So bailout or bankruptcy for America’s bed-ridden auto industry?
Opponents of the Bush administration’s $17 billion lifeline to General Motors and Chrysler say it’s not an “either/or” question.
For many, the bailout simply defers the inevitable day when the carmakers will be obliged to swallow a much more unpalatable pill – and file for Chapter 11 bankruptcy. In other words, it’s a matter of bailout – and then bankruptcy.
Bailout boosters, on the other hand, argue that a government rescue provided with strict conditions is the best way to prevent total panic from spreading across the industry.
Bankruptcy administration, they say, could trigger a chain-reaction of other failures as those dependent on the automakers – from parts suppliers to dealerships – suddenly find their oxygen supply cut off or severely restricted.
The Center for Automotive Research in the US state of Michigan estimates that two million jobs could be lost in the ensuing fallout – and that’s assuming that The Big Three continue to operate at just half their operating capacity. The Center figures revenue losses could total 275 billion dollars.
And then there are the creditors who presumably would not be paid – or would be paid a mere fraction of the debts owed – by GM and Chrysler while under Chapter 11.
As France’s Le Figaro daily points out, there’s also the risk that Americans would balk at buying new cars from an automaker in bankruptcy – a fear that would feed on itself, leading to a further collapse in their already tanking sales.

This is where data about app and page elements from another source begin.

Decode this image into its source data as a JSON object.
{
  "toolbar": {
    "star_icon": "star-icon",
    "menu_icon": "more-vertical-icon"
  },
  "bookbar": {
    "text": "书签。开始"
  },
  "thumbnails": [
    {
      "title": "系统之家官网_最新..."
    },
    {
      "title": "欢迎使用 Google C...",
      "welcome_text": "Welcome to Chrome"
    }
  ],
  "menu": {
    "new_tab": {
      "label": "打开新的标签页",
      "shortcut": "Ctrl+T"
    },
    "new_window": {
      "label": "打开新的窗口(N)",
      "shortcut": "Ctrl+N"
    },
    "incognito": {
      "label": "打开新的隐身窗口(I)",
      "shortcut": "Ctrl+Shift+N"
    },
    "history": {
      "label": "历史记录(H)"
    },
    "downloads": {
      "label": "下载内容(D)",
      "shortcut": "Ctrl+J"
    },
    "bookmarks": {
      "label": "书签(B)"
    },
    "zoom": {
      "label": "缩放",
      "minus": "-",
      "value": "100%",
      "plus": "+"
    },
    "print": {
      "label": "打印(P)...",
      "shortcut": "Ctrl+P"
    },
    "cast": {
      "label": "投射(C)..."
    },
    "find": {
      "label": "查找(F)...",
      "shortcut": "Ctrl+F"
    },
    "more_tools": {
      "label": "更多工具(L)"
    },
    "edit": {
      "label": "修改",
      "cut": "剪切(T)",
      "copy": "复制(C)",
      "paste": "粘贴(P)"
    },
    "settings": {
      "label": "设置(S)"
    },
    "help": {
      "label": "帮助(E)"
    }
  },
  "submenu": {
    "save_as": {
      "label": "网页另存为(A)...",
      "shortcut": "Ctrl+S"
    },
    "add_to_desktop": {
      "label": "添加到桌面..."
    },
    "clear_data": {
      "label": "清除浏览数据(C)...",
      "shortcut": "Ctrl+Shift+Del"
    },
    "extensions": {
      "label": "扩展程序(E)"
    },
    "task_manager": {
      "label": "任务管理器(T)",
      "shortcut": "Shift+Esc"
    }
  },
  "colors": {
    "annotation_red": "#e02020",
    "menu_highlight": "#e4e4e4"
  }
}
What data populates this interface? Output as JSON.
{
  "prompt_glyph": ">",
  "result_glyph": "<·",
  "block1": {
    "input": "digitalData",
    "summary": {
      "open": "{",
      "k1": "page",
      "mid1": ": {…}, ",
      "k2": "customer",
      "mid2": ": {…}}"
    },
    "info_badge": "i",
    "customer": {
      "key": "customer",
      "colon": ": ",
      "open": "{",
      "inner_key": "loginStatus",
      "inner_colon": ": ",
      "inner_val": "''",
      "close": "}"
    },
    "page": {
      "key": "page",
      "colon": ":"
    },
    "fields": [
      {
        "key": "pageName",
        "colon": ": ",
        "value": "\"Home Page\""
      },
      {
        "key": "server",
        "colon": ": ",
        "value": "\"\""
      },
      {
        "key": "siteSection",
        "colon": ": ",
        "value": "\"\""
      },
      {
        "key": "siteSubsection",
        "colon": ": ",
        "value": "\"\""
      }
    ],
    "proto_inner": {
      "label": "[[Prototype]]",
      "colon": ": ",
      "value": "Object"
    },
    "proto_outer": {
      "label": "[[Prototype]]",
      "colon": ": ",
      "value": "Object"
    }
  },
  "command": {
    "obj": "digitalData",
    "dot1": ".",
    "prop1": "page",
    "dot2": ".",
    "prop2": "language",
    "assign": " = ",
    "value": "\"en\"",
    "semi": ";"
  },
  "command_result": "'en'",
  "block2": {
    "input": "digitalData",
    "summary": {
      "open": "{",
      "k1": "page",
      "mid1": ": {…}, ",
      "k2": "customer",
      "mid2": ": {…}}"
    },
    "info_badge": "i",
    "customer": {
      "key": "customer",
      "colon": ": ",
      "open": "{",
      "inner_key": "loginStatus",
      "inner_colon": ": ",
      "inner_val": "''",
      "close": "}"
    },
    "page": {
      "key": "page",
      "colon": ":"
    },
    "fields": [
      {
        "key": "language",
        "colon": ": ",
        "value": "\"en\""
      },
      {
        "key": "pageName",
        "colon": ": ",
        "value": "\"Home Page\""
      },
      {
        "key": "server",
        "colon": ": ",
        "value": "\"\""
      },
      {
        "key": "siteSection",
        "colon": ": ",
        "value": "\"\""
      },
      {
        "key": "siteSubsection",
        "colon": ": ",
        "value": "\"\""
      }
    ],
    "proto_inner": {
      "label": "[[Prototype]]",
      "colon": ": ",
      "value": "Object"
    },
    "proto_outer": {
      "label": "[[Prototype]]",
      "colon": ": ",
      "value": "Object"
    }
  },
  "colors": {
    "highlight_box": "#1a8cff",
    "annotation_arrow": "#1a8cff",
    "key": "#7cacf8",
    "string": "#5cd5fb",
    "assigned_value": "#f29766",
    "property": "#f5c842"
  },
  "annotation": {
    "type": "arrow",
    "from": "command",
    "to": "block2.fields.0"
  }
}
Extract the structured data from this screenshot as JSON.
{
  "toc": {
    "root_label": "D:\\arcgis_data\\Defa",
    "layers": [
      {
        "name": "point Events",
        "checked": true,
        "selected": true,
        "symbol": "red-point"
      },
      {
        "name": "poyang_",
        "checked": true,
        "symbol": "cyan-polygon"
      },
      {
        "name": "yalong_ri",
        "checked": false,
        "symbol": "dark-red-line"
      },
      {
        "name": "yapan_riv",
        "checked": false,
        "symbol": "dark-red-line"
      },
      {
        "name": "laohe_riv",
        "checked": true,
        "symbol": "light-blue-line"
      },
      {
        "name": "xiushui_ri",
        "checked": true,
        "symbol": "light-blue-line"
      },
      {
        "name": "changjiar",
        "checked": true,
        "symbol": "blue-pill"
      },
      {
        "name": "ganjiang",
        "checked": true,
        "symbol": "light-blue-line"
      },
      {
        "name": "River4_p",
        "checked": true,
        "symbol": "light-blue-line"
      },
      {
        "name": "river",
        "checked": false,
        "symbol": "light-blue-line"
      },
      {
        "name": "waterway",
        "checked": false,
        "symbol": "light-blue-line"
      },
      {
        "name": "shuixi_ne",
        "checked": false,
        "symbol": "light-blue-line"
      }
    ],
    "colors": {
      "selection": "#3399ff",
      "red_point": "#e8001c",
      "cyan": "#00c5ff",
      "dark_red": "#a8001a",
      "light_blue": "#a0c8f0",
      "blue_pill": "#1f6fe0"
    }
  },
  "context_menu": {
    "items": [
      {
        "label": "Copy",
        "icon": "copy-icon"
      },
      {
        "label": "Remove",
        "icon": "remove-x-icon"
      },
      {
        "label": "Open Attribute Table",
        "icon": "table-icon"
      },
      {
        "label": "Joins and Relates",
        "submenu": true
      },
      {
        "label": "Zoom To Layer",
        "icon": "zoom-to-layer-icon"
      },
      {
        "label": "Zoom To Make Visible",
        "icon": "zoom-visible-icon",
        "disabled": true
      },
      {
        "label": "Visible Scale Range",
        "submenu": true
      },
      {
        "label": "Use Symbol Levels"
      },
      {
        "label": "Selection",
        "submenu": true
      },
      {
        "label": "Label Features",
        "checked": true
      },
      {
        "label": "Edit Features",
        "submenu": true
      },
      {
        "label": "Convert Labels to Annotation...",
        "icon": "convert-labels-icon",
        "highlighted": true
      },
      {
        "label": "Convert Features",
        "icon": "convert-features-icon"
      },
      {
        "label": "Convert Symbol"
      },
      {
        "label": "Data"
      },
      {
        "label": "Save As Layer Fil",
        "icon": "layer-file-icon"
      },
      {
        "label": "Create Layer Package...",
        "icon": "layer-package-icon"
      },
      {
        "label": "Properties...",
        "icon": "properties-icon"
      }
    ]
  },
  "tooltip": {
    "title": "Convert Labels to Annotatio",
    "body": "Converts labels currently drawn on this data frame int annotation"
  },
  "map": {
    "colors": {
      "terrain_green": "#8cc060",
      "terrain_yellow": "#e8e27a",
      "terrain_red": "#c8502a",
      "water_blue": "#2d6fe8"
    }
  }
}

But this may be overstating the psychological fallout from a bankruptcy filing. For one, other US companies such as Delta and United Airlines subjected themselves to Chapter 11 – and lived to tell the tale.
And Chapter 11-bashers also tend to minimize the fact that the terms of the government bailout are often equally stringent. It requires the automakers to slash labor costs, reorganize their debts, promote cleaner, more fuel-efficient cars for the future and limit executive pay, among other measures.
In other words, it severely restricts the carmakers’ autonomy, and at great cost to the workers, represented by the UAW union.
Barack Obama drew support from the UAW during his campaign. And he’s now promising to do whatever he can to make sure they don’t have to bear alone the brunt of the burden from the restructuring. At the same time, he is keen to encourage the industry to shed its bad, old habits and retool for the future. In other words, he’s caught between a Barack and a hard place when it comes to saving the automakers.
Among those who see a bailout as merely postponing later pain is the Nobel economics laureate, Joseph Stiglitz.
According to the DC Economic Policy Examiner, he feels “a bailout would benefit shareholders and bondholders as much as anybody else. These are not the people that need help right now. In fact, they contributed to the problem.”
Stiglitz blames the failure of the industry on “the managers of US carmakers and America’s financial markets, which failed in their oversight and encouraged short-sighted behavior.”
For those in the anti-bailout brigade, Washington is throwing good money at bad management – at taxpayer expense.